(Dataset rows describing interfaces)

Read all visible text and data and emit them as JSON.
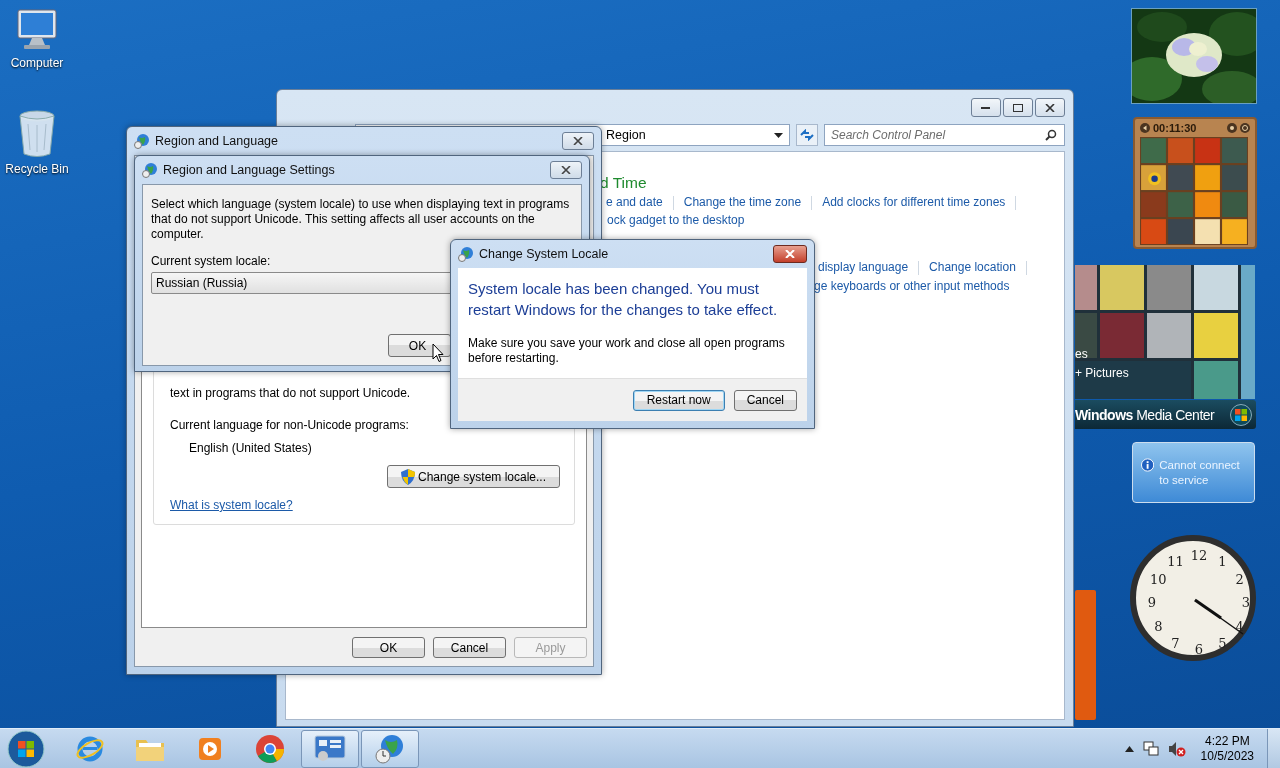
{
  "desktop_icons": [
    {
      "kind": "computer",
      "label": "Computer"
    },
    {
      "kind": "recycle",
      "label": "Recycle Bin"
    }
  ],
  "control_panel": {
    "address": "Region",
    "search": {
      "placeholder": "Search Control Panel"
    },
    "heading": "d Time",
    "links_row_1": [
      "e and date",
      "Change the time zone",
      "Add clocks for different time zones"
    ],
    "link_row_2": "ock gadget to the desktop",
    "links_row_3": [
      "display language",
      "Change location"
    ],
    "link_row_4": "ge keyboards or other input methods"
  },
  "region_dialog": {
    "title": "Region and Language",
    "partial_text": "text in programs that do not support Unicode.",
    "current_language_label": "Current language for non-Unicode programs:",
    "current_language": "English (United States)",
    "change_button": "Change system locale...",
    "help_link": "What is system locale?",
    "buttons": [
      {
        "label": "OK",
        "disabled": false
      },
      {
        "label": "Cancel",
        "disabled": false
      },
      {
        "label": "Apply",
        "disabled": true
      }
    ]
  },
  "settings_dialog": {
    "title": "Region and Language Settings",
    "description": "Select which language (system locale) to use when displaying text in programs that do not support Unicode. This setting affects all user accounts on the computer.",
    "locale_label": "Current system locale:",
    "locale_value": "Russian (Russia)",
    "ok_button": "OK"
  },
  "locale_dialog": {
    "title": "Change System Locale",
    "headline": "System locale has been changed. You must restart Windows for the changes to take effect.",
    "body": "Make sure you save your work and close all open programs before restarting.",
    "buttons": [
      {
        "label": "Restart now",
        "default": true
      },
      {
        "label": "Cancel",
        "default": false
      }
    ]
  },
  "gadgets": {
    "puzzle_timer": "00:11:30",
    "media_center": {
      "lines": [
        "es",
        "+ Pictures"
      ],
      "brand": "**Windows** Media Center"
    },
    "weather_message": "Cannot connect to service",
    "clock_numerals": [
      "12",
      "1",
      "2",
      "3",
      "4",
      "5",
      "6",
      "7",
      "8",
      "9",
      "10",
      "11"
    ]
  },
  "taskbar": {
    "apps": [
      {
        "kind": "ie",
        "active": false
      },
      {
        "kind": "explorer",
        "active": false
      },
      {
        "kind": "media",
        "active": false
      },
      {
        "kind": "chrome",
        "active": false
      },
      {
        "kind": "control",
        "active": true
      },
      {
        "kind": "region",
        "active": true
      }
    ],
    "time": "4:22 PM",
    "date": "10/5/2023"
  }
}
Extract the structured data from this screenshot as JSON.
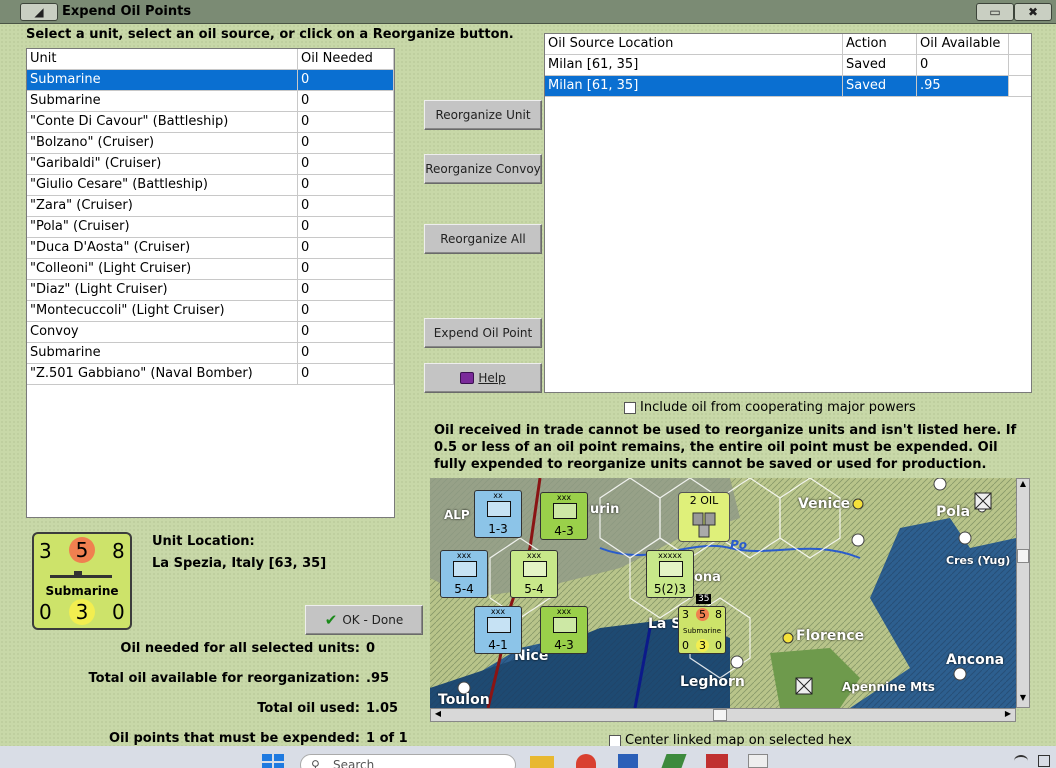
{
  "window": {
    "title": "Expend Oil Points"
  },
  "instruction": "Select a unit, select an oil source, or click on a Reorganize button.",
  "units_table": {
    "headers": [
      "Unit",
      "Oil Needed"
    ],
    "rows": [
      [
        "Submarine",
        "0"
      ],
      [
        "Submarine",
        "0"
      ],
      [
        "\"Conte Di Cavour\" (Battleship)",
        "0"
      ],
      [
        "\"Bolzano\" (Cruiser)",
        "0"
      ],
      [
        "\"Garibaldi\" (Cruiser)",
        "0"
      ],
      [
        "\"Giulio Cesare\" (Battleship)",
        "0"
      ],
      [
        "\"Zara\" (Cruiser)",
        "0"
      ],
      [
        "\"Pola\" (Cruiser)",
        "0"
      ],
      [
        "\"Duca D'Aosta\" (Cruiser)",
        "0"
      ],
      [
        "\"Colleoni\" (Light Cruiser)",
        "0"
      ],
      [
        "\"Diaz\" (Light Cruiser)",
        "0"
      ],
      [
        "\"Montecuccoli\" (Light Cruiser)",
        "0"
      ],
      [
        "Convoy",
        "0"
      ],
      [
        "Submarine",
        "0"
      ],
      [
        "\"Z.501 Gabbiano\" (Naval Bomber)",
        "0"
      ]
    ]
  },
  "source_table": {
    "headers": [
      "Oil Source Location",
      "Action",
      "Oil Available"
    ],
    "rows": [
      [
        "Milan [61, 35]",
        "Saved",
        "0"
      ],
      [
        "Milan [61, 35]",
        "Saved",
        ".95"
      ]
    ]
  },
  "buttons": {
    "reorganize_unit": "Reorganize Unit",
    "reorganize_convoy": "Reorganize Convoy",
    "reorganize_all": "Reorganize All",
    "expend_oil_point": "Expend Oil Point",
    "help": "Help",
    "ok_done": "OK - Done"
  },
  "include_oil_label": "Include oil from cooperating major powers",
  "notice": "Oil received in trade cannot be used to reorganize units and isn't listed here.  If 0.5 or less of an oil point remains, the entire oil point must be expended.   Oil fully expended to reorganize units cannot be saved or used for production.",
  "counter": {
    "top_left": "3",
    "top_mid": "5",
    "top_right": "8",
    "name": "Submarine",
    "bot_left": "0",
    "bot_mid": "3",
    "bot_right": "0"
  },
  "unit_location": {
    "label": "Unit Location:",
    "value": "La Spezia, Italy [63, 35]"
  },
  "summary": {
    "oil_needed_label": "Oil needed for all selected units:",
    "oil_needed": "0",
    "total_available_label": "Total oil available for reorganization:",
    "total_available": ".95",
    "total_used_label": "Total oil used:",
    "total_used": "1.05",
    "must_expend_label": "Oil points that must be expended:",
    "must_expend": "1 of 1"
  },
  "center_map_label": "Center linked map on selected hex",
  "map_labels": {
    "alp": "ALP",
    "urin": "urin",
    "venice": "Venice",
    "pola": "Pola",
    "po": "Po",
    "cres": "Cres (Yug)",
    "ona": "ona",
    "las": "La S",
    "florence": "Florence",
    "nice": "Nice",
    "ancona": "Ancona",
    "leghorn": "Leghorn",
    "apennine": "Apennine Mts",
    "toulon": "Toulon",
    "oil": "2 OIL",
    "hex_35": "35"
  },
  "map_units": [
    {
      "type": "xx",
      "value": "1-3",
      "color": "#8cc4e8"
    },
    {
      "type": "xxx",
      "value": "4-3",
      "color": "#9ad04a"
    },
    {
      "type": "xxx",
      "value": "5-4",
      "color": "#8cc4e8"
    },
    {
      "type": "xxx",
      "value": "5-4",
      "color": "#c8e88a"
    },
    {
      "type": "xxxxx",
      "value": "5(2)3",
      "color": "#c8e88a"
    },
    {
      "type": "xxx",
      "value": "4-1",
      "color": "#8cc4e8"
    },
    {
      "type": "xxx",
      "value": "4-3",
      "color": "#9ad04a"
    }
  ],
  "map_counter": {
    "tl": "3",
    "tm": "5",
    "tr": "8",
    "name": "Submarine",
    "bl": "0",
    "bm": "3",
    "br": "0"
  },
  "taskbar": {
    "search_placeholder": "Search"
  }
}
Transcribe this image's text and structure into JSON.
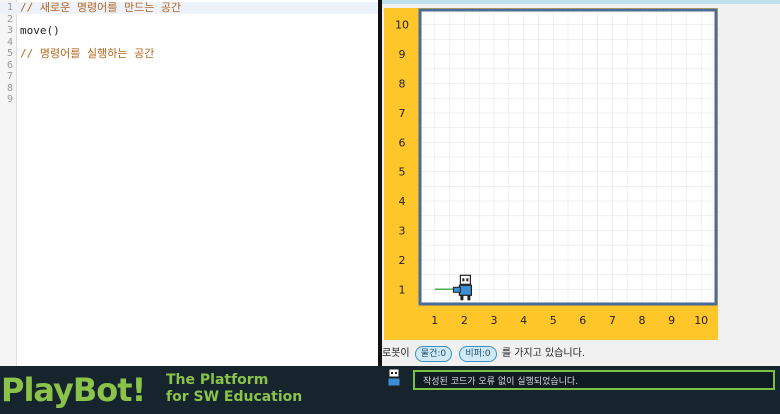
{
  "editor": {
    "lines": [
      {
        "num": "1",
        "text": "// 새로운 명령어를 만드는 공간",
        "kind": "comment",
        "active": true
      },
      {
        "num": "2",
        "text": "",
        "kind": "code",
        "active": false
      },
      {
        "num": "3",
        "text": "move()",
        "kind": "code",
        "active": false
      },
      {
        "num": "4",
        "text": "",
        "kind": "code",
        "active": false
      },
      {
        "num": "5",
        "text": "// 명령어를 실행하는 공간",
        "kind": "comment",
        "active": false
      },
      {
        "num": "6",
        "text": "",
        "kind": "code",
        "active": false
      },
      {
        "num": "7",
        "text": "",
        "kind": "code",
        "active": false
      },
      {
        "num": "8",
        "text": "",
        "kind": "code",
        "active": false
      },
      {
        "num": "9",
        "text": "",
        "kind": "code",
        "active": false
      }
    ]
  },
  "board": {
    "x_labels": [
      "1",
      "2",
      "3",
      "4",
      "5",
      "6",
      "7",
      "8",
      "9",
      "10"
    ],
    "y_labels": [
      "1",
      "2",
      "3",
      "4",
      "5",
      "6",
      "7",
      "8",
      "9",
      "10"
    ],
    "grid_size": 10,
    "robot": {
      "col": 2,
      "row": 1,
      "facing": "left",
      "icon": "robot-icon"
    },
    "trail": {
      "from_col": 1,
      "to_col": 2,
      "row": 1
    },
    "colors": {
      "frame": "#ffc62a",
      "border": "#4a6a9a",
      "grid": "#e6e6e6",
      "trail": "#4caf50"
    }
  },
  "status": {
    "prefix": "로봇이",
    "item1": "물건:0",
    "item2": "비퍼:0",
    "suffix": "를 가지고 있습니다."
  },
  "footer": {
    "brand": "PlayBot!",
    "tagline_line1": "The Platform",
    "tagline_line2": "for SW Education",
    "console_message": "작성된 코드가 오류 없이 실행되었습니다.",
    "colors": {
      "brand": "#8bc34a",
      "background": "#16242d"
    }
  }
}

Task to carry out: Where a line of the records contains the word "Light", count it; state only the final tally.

Expected answer: 3